New Zealand won the toss and elected to bat first, hoping to put up a decent target before turning up the pressure on Pakistan’s batting order. However their plans were disrupted when the in-form Sophie Devine was run-out in the second over of the match. Quickly Sana Mir ramped up the pressure by picking captain Suzie Bates. By the eleventh over, the top 3 batsmen were back in the pavilion with Amy Satterthwaite (5) losing her wicket to Aiman Anwer; by then New Zealand were 28/3.
The New Zealand middle-order showed some fight with Sam Curtis making a valiant 50 runs off 77 balls.
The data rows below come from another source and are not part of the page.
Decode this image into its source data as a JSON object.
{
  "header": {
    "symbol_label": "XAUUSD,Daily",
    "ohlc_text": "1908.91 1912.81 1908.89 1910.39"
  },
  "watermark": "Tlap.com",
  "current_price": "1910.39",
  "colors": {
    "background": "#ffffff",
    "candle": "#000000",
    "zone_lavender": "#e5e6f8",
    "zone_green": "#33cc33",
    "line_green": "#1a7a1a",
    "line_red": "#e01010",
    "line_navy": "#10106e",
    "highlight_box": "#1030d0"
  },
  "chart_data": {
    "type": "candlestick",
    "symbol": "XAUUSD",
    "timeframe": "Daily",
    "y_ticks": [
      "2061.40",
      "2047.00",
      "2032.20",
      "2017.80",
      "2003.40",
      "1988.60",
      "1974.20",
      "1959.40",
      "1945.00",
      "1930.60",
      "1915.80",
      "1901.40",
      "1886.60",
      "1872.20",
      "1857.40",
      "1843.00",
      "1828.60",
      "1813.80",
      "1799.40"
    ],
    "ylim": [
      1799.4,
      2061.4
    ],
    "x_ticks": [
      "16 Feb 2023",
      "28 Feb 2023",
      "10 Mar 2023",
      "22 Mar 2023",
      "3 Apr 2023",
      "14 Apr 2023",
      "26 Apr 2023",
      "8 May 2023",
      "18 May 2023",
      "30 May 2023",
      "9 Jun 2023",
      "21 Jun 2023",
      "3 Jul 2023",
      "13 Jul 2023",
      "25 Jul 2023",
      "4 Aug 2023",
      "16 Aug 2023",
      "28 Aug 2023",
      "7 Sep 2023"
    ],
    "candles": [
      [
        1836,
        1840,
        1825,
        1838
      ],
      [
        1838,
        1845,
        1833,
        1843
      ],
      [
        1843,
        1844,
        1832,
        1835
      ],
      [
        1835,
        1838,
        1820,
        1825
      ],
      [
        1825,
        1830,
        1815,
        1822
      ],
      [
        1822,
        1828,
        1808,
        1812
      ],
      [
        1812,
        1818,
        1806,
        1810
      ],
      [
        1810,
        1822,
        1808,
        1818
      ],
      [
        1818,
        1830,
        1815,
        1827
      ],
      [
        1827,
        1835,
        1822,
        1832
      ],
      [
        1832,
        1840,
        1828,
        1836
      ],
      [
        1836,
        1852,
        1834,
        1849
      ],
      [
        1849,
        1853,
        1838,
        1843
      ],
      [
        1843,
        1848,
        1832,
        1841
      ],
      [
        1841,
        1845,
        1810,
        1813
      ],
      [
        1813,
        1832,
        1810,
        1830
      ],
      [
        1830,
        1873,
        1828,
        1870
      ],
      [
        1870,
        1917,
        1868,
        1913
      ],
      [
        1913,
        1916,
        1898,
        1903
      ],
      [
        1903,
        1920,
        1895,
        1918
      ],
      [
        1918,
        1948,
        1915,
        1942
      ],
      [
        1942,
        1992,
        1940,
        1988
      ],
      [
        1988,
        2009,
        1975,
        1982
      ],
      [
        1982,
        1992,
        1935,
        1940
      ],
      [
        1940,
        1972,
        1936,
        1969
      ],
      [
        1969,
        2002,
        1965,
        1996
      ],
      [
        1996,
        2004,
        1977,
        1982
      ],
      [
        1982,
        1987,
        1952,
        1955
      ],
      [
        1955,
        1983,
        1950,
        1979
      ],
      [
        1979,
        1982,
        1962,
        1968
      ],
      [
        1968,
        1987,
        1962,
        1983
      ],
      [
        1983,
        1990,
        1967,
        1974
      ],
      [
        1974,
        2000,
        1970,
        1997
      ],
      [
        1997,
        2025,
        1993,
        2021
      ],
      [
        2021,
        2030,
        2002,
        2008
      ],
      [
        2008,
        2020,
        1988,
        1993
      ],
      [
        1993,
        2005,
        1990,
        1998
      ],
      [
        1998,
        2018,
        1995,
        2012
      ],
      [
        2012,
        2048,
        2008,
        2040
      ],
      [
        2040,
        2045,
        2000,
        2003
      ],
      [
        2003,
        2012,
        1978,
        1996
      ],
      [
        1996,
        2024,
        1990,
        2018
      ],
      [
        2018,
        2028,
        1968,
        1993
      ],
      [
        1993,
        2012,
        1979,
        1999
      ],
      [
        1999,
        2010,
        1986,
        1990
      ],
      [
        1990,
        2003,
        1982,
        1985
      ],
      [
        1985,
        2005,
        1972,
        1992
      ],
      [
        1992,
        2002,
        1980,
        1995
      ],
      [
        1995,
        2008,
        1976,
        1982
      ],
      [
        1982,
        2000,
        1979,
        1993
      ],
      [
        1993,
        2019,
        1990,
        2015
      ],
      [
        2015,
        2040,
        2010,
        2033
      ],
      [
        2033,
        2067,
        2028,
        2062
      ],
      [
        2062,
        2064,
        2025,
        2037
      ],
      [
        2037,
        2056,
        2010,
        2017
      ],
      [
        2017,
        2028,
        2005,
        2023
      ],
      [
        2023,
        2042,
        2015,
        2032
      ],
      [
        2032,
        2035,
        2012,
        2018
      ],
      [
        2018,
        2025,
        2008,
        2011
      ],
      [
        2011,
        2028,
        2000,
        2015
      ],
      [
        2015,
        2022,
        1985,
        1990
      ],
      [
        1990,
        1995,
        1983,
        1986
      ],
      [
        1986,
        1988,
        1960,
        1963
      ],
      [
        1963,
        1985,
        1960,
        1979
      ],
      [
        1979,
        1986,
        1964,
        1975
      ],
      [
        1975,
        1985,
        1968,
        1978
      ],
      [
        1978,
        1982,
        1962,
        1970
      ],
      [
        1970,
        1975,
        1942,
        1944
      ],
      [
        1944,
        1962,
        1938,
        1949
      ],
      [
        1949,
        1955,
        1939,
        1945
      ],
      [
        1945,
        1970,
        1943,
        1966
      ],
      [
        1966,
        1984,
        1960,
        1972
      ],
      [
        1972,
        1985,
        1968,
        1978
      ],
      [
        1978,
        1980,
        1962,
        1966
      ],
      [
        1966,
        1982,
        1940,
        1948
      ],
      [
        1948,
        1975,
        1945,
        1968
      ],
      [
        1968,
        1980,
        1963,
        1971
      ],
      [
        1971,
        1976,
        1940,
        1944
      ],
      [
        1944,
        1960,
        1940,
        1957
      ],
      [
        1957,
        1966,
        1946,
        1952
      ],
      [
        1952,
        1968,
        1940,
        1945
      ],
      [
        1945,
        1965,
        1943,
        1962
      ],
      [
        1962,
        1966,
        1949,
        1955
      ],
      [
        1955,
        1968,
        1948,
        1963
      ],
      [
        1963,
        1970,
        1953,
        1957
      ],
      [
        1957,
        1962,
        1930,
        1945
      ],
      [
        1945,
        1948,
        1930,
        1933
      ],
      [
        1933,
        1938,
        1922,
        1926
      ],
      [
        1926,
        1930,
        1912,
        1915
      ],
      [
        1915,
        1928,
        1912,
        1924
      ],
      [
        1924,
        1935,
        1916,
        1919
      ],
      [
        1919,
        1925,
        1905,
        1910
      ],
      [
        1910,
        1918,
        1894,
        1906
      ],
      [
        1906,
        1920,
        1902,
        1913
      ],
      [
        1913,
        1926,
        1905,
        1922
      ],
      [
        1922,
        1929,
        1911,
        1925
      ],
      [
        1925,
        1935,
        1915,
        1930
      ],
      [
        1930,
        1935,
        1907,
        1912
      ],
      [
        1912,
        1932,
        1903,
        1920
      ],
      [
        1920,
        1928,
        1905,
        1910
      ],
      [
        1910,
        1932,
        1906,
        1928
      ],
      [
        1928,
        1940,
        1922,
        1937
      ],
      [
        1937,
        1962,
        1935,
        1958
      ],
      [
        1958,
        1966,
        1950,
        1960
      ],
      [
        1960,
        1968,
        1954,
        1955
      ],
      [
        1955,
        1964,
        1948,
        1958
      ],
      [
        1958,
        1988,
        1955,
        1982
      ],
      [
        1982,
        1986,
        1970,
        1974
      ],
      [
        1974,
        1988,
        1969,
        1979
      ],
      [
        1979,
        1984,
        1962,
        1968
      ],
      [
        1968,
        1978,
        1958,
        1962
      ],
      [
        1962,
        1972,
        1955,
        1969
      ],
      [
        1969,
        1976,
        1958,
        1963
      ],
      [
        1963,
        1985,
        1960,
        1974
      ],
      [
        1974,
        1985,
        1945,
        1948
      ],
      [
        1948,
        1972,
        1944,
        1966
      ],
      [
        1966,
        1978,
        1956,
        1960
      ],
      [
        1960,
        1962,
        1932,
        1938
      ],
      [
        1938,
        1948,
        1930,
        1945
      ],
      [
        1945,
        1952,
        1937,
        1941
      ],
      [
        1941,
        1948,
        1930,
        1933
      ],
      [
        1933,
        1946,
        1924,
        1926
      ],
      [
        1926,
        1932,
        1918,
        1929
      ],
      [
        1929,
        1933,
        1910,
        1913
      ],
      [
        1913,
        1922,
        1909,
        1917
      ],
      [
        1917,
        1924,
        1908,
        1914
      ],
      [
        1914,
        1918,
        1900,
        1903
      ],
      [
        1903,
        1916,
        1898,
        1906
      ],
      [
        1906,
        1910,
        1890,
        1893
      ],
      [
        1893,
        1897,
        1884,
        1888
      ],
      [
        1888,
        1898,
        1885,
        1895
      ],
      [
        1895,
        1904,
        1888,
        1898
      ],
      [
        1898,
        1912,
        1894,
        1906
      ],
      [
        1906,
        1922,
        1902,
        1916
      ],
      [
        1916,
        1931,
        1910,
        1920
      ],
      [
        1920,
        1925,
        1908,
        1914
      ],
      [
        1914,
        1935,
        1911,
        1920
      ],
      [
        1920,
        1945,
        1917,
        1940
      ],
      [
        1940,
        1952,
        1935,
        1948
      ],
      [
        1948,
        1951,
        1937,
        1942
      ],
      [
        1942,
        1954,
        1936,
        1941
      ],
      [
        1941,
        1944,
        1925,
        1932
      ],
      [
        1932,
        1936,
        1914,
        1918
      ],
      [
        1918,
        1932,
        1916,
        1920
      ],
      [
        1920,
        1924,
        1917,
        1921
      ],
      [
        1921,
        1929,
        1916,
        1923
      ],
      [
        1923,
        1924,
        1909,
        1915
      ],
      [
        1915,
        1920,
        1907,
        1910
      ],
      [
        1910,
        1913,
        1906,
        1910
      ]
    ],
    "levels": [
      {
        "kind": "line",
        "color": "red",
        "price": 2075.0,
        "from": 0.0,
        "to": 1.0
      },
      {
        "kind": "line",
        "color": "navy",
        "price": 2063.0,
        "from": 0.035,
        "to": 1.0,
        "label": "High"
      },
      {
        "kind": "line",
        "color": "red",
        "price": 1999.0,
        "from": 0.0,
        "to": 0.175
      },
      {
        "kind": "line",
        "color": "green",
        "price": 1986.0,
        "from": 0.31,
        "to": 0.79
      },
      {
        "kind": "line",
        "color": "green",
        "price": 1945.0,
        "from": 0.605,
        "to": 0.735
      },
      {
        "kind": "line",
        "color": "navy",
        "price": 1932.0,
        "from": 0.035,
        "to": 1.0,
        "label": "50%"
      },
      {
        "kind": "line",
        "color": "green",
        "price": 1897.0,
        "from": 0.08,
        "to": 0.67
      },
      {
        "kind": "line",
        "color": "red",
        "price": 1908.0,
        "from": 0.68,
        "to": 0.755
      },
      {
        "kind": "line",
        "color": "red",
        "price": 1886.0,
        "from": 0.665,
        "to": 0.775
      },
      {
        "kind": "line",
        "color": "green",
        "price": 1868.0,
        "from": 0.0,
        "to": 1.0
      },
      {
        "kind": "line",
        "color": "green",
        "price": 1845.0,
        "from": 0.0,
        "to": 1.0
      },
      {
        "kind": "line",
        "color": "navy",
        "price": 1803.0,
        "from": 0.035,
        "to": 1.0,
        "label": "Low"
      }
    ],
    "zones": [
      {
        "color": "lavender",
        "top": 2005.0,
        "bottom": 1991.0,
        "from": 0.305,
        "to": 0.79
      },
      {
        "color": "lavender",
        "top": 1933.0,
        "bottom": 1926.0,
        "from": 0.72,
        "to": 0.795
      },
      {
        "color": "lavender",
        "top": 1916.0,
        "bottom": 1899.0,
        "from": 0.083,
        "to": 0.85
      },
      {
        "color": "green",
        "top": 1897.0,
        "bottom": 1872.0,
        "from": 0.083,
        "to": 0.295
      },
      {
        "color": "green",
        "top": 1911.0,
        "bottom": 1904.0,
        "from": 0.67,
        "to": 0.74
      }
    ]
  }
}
However Sana Mir demolished the lower order, dismissing New Zealand for 155 in 43.4 overs. Mir finished with figures of 3 wickets from 8.4 overs, giving away just 25 runs. Despite the low target, Pakistan batters took their time in a chase that was a team effort with the entire top order pitching in. Openers Nahida Khan (23) and Sidra Ameen (32) posted a stand of 40 runs. Javeria Khan added 29 runs before being dismissed by Anna Peterson. Pakistan lost 2 wickets in quick succession around the 30 over mark and it seemed that a collapse might be in the offing. However Bismah Maroof played a captain’s knock of 36 runs from 69 balls to steady to ship. The match came down to the 49th over and the measured pace of the chase can be demonstrated by the fact that the last boundary of the innings was hit in the 29th over. Deservingly, Mir came in to play a small cameo of 12 runs to see Pakistan through to the end. It was a consummate effort, from great fielding to sublime bowling.
The Pakistani women’s team is going from strength to strength, registering a number of firsts in its short international career. Much like the smooth change of guard in the T20Is, the ODI team, while under Maroof’s capable leadership, still benefits from the experienced former captain Sana Mir in their midst. After a disappointing World Cup run, questions were being raised about Pakistan’s prowess in the one-day arena. By securing a win over a major international side, Pakistan’s ODI side has received a much-needed boost.
The Pakistani women’s team is going from strength to strength, registering a number of firsts in its short international career.
Furthermore, it seems that Pakistan is rapidly closing the gap between itself and the top teams in world. By losing to New Zealand with a small margin in the first ODI, this hopefully signals the end of one-sided encounters and ushers in an era of more competitive cricket for fans. In wake of its win in the last match, Pakistan stands at number 5 in the ICC Women's Championship points table, above the West Indies. If Pakistan are to make a realistic bid for qualification within the Championship, they will have to combine consistent wins with a good net run-rate.